- MATERIAL PROVIDED -
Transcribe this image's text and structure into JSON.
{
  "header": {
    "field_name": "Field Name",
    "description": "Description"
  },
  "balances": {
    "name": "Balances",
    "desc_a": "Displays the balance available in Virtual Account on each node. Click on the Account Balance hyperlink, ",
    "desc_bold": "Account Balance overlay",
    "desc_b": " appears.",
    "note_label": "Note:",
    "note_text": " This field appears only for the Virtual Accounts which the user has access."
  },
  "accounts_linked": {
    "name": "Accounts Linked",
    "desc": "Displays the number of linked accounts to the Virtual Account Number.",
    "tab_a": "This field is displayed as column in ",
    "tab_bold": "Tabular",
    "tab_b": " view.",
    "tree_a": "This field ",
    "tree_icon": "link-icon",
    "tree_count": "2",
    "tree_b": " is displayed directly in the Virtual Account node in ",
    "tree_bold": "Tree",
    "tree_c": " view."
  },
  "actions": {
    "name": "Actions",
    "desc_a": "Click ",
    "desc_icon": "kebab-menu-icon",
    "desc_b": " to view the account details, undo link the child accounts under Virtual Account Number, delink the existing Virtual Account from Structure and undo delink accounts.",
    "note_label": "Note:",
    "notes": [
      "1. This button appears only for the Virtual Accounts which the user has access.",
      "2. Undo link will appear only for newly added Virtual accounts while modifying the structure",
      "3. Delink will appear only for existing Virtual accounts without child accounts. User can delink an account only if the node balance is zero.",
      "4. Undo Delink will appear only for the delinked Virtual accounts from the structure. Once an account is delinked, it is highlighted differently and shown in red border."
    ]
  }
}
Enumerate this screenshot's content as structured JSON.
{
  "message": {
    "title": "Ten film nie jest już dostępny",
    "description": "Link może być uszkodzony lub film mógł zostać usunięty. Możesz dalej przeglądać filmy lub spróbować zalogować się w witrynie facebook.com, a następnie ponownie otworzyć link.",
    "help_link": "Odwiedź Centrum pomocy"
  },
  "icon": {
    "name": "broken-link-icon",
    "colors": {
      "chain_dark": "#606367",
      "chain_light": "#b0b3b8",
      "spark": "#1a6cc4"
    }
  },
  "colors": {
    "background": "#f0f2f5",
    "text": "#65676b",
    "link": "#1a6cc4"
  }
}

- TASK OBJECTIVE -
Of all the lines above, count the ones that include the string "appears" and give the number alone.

- TASK SOLUTION -
3